The sergeant left again – but Sean found himself in serious trouble. A few days later, he was informed that the cop had taken out a contract on his life. He was now a marked man, and unless he left Brazil (which, for business reasons, he was loath to do) would surely find himself dead. He decided to disappear, and went into hiding in the favelas. An old man rented him a room: four by three metres, stiflingly hot, full of mosquitos. Sean wondered why the mattress was up on a stone platform – but no longer wondered when he heard scratching at night and saw a water rat, big as a cat, inches from his face, trying to climb up the platform.
One day, he heard voices outside – and saw the sergeant talking to the old man in the courtyard. The offensive gringo had been tracked down. “I froze,” he tells me. “I thought OK, any minute now he’s going to come through the door and shoot me. There’s no way out – there are two doors, and he’s in front of them. OK, I’m dead”. Sean squatted down, his back to the door, and resigned himself to his fate – but, when someone entered, it was the old man: he’d lied to the sergeant, and told him there was no gringo here.

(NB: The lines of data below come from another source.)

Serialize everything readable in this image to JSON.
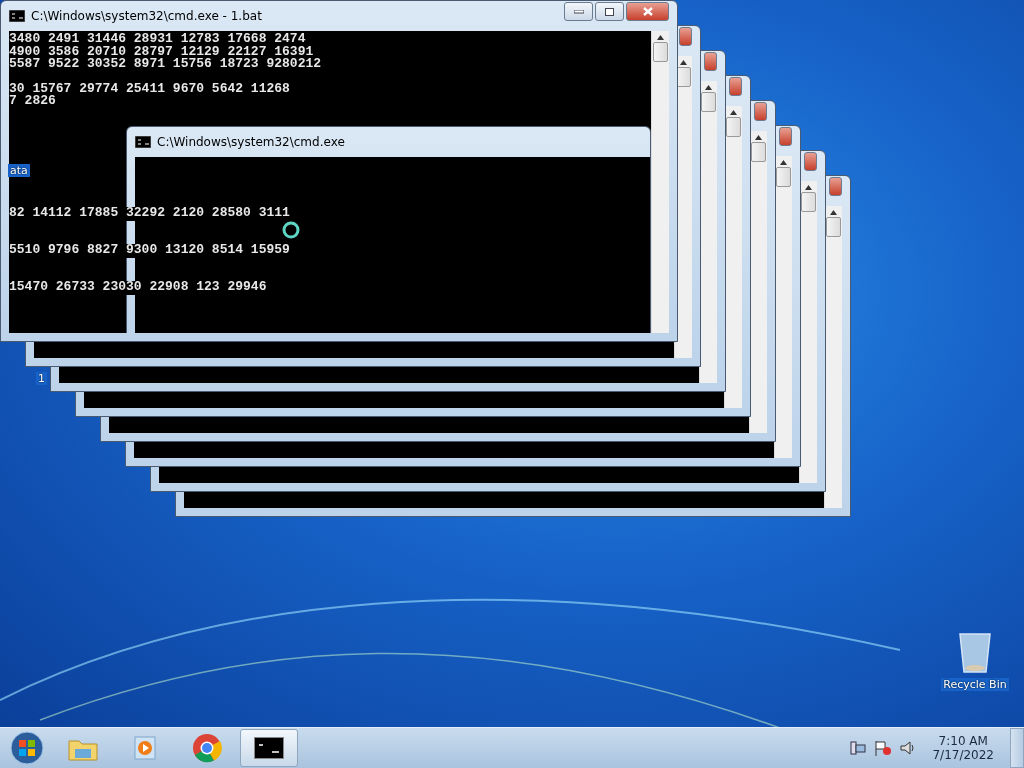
{
  "desktop_icons": [
    {
      "label": "ata"
    },
    {
      "label": "1"
    }
  ],
  "back_windows": [
    {
      "close_button": true
    },
    {
      "close_button": true
    },
    {
      "close_button": true
    },
    {
      "close_button": true
    },
    {
      "close_button": true
    },
    {
      "close_button": true
    },
    {
      "close_button": true
    }
  ],
  "main_window": {
    "title": "C:\\Windows\\system32\\cmd.exe - 1.bat",
    "line_blocks": [
      [
        "3480 2491 31446 28931 12783 17668 2474",
        "4900 3586 20710 28797 12129 22127 16391",
        "5587 9522 30352 8971 15756 18723 9280212"
      ],
      [
        "30 15767 29774 25411 9670 5642 11268",
        "7 2826"
      ]
    ],
    "inner_window": {
      "title": "C:\\Windows\\system32\\cmd.exe"
    },
    "lower_lines": [
      "82 14112 17885 32292 2120 28580 3111",
      "5510 9796 8827 9300 13120 8514 15959",
      "15470 26733 23030 22908 123 29946"
    ]
  },
  "recycle_bin": {
    "label": "Recycle Bin"
  },
  "taskbar": {
    "items": [
      {
        "kind": "explorer",
        "selected": false
      },
      {
        "kind": "media",
        "selected": false
      },
      {
        "kind": "chrome",
        "selected": false
      },
      {
        "kind": "cmd",
        "selected": true
      }
    ],
    "clock": {
      "time": "7:10 AM",
      "date": "7/17/2022"
    }
  }
}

But why? It turned out his unlikely benefactor was the grandfather of that little boy – remember the boy? – whom Sean had saved from running out into the street, weeks before, outside that same favela! “And I thought: there is a God!”.
The rest of the story isn’t so inspirational. The bad guys won: Sean was forced to seek terms with a senior cop, and agreed to sell up and leave in exchange for his life. Yet something seems to have changed in Sean O’Neill as a result of this adventure. His life, as he says, is very simple now: his flat is 10 minutes from the Bistro, about the same from the gym, about the same from Christina and the kids. His world has shrunk to the dimensions of this safe little diamond – yet, inside, he’s bursting with purpose. After having grown rich and lazy for a while, in his 40s, “I have that raw energy back to achieve again”.

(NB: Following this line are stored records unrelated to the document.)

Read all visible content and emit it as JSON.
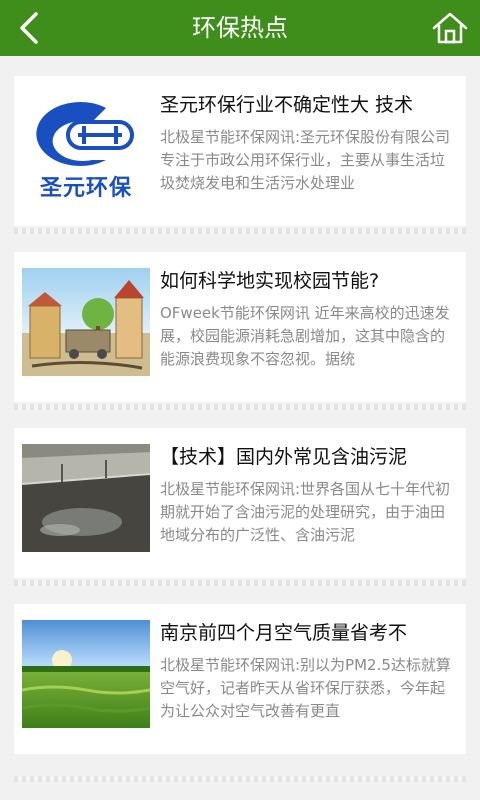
{
  "header": {
    "title": "环保热点",
    "back_icon": "chevron-left-icon",
    "home_icon": "home-icon",
    "bg_color": "#3f8e1c"
  },
  "articles": [
    {
      "title": "圣元环保行业不确定性大 技术",
      "desc": "北极星节能环保网讯:圣元环保股份有限公司专注于市政公用环保行业，主要从事生活垃圾焚烧发电和生活污水处理业",
      "logo_text": "圣元环保"
    },
    {
      "title": "如何科学地实现校园节能?",
      "desc": "OFweek节能环保网讯 近年来高校的迅速发展，校园能源消耗急剧增加，这其中隐含的能源浪费现象不容忽视。据统"
    },
    {
      "title": "【技术】国内外常见含油污泥",
      "desc": "北极星节能环保网讯:世界各国从七十年代初期就开始了含油污泥的处理研究，由于油田地域分布的广泛性、含油污泥"
    },
    {
      "title": "南京前四个月空气质量省考不",
      "desc": "北极星节能环保网讯:别以为PM2.5达标就算空气好，记者昨天从省环保厅获悉，今年起为让公众对空气改善有更直"
    }
  ]
}
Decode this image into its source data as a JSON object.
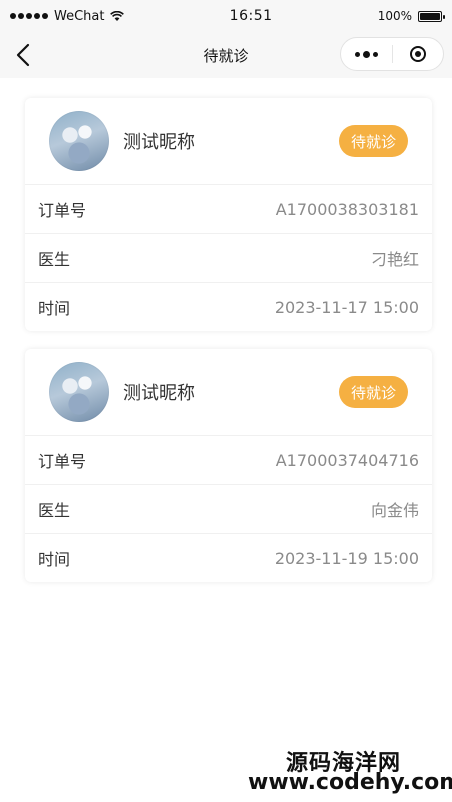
{
  "status_bar": {
    "carrier": "WeChat",
    "time": "16:51",
    "battery": "100%"
  },
  "nav": {
    "title": "待就诊"
  },
  "orders": [
    {
      "nickname": "测试昵称",
      "status": "待就诊",
      "rows": [
        {
          "label": "订单号",
          "value": "A1700038303181"
        },
        {
          "label": "医生",
          "value": "刁艳红"
        },
        {
          "label": "时间",
          "value": "2023-11-17 15:00"
        }
      ]
    },
    {
      "nickname": "测试昵称",
      "status": "待就诊",
      "rows": [
        {
          "label": "订单号",
          "value": "A1700037404716"
        },
        {
          "label": "医生",
          "value": "向金伟"
        },
        {
          "label": "时间",
          "value": "2023-11-19 15:00"
        }
      ]
    }
  ],
  "watermark": {
    "line1": "源码海洋网",
    "line2": "www.codehy.com"
  },
  "colors": {
    "badge": "#f5b042",
    "value_text": "#8a8a8a"
  }
}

Sean is a positive person. Every period of his life – Hong Kong, Nicosia, London, even Fortaleza – seems to have been “an amazing experience”. He’s full of praise for his various collaborators. Erika Vasiliou, who founded Le Café, was “an incredible marketeer”. Athos Papaellinas, his partner in London, taught him more about business than he learned in his MBA. He’s also a meticulous person – the kind who remembers every date, every number. I can see why he relishes going to work, the planning, the nuts and bolts, the feel of a job well done. “For me, work comes naturally. I can understand it, and I’m comfortable with it. I’m not so comfortable with personal relationships – because they can be complicated, and you have to speak to your emotions and get involved”.
He seems pretty good at them, though, I point out, thinking of the various girlfriends he’s mentioned and the kids on two continents. Maybe it’s because he’s so “ruggedly handsome,” quips Sean – and laughs so hard that he actually claps his hands, and rocks in his chair.He stops, turning serious: “For me,” he says earnestly, “my happiness comes from seeing other people enjoy the things I’ve created”. Then goes off to do exactly that, at the Bistro.